Reproduce exactly the line that contains "Serialize everything readable" and all lines that follow it in the records below, ending with the last one.

Web page and app entries
/---
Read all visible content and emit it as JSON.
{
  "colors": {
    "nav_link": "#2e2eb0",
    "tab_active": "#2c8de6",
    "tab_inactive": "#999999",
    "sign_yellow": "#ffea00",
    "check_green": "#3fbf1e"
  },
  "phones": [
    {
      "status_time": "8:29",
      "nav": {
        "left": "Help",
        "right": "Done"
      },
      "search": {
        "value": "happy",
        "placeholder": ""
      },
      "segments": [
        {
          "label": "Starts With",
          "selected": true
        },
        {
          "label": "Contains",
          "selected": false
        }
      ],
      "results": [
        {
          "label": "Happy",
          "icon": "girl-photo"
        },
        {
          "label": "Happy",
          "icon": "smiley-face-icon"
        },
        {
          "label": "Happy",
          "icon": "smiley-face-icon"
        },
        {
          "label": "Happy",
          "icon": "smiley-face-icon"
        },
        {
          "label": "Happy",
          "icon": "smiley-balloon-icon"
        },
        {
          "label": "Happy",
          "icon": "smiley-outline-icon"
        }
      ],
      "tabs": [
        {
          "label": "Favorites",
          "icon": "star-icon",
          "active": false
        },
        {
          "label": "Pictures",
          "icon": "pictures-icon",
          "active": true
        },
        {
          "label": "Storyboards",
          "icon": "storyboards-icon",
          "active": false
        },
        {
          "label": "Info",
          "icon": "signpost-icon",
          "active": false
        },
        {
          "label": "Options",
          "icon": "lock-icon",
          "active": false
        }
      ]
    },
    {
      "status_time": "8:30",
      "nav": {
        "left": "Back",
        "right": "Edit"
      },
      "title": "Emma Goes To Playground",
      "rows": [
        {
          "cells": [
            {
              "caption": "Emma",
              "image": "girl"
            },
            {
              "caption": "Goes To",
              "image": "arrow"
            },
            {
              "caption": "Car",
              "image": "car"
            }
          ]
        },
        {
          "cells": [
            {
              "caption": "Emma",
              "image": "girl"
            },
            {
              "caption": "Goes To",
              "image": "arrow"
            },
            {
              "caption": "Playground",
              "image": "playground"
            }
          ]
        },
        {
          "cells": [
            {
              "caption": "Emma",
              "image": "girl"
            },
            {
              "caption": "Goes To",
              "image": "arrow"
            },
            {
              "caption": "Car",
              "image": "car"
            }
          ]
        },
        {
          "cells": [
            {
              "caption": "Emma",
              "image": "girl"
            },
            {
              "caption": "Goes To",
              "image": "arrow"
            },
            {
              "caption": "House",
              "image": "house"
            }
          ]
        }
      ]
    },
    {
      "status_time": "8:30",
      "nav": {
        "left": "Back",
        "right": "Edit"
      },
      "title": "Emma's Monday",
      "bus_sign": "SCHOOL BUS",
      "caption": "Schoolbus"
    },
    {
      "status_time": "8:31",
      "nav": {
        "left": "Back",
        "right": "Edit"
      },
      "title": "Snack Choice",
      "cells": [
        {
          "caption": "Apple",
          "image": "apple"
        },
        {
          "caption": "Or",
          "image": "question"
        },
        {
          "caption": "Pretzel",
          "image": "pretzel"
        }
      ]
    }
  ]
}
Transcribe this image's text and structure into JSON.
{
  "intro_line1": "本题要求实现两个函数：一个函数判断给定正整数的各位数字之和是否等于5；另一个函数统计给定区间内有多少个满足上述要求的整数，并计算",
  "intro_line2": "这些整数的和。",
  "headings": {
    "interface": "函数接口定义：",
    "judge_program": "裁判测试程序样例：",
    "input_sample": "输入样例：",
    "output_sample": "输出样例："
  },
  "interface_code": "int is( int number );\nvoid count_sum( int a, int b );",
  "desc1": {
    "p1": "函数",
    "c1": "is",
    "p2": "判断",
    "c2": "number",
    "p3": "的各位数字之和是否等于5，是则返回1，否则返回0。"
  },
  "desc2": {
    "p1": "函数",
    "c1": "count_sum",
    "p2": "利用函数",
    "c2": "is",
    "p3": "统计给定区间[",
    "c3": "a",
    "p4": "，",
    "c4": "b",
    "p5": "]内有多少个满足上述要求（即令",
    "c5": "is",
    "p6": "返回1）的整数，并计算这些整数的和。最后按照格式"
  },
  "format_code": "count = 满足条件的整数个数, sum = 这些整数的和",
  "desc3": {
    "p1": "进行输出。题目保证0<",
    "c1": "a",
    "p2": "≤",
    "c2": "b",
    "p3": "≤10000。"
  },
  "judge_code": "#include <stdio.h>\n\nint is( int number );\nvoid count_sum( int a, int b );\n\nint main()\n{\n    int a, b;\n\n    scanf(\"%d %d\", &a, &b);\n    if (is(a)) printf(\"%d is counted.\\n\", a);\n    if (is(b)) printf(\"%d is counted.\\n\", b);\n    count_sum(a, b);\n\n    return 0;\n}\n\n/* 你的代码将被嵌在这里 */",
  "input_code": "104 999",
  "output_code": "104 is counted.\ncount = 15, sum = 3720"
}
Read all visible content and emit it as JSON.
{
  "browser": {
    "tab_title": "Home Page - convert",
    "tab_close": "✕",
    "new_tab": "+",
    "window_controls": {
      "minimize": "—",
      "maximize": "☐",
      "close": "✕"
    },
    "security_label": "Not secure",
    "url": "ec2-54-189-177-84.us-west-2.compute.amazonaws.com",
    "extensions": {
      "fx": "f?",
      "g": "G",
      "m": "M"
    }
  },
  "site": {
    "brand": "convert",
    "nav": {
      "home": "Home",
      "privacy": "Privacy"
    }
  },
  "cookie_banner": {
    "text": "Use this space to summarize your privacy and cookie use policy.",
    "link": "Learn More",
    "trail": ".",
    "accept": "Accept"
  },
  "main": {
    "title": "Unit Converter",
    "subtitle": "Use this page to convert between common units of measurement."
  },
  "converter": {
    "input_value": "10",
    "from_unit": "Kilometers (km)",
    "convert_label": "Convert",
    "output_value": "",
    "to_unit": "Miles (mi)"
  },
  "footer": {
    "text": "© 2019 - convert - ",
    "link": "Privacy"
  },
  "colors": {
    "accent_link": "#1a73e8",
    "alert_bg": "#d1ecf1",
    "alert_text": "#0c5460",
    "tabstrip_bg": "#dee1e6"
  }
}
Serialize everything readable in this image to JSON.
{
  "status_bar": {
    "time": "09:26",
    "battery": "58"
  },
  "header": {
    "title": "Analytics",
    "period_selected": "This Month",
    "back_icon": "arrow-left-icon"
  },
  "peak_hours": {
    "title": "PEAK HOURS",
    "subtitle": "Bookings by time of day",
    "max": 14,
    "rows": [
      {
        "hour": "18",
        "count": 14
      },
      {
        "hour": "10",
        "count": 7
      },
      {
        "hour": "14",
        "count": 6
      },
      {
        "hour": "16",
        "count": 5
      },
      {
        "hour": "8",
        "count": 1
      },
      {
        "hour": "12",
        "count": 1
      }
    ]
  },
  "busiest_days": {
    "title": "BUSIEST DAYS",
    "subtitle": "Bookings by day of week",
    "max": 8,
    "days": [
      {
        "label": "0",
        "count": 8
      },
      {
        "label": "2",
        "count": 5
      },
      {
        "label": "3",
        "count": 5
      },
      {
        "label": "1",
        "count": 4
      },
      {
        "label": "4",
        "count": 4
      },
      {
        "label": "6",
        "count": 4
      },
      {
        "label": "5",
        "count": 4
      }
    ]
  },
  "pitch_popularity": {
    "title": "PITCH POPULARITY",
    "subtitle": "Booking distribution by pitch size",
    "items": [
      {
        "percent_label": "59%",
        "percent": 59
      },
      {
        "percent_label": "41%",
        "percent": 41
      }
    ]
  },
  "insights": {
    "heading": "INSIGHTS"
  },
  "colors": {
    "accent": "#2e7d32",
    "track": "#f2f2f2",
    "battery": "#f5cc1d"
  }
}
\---
◆ **Solution to this problem**:
Serialize everything readable in this image to JSON.
{
  "status_bar": {
    "time": "09:26",
    "battery": "58"
  },
  "header": {
    "title": "Analytics",
    "period_selected": "This Month",
    "back_icon": "arrow-left-icon"
  },
  "peak_hours": {
    "title": "PEAK HOURS",
    "subtitle": "Bookings by time of day",
    "max": 14,
    "rows": [
      {
        "hour": "18",
        "count": 14
      },
      {
        "hour": "10",
        "count": 7
      },
      {
        "hour": "14",
        "count": 6
      },
      {
        "hour": "16",
        "count": 5
      },
      {
        "hour": "8",
        "count": 1
      },
      {
        "hour": "12",
        "count": 1
      }
    ]
  },
  "busiest_days": {
    "title": "BUSIEST DAYS",
    "subtitle": "Bookings by day of week",
    "max": 8,
    "days": [
      {
        "label": "0",
        "count": 8
      },
      {
        "label": "2",
        "count": 5
      },
      {
        "label": "3",
        "count": 5
      },
      {
        "label": "1",
        "count": 4
      },
      {
        "label": "4",
        "count": 4
      },
      {
        "label": "6",
        "count": 4
      },
      {
        "label": "5",
        "count": 4
      }
    ]
  },
  "pitch_popularity": {
    "title": "PITCH POPULARITY",
    "subtitle": "Booking distribution by pitch size",
    "items": [
      {
        "percent_label": "59%",
        "percent": 59
      },
      {
        "percent_label": "41%",
        "percent": 41
      }
    ]
  },
  "insights": {
    "heading": "INSIGHTS"
  },
  "colors": {
    "accent": "#2e7d32",
    "track": "#f2f2f2",
    "battery": "#f5cc1d"
  }
}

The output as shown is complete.